▶ **WORK REQUEST**
Below are the records; copy each line in them that holds the word "location".

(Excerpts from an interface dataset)
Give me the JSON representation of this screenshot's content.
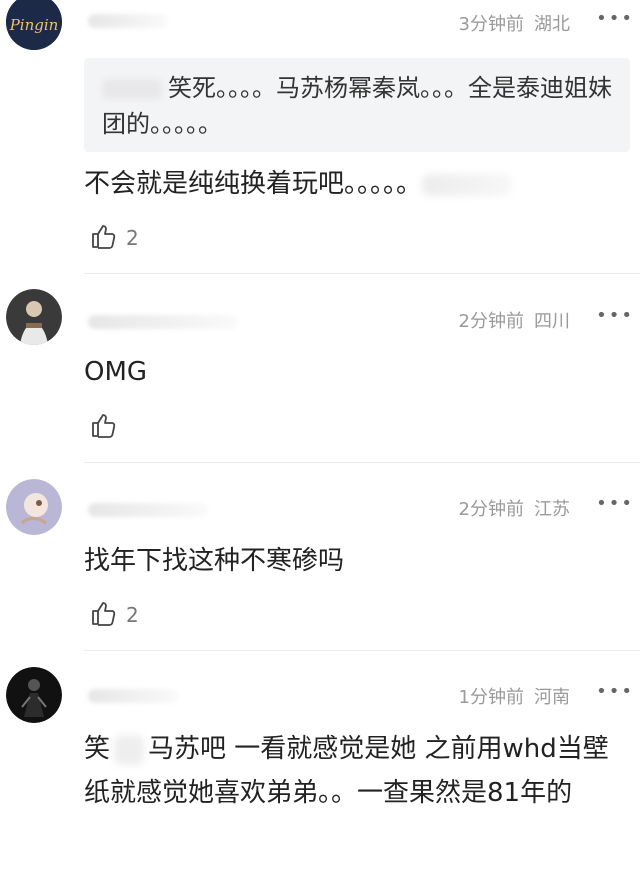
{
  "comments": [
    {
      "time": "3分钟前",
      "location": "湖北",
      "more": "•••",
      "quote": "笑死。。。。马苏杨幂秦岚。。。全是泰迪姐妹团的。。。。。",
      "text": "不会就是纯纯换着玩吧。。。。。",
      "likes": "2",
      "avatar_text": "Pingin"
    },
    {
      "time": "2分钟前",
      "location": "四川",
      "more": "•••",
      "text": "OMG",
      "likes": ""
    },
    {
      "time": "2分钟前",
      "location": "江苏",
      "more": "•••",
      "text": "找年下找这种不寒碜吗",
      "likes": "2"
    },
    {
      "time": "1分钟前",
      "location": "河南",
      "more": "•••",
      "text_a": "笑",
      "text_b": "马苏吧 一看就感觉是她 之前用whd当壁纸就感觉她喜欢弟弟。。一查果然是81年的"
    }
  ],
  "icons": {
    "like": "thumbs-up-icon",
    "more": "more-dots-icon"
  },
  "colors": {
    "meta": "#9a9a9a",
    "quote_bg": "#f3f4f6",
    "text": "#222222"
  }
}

▶ **RESULT OF THIS EXERCISE**
      "location": "湖北",
      "location": "四川",
      "location": "江苏",
      "location": "河南",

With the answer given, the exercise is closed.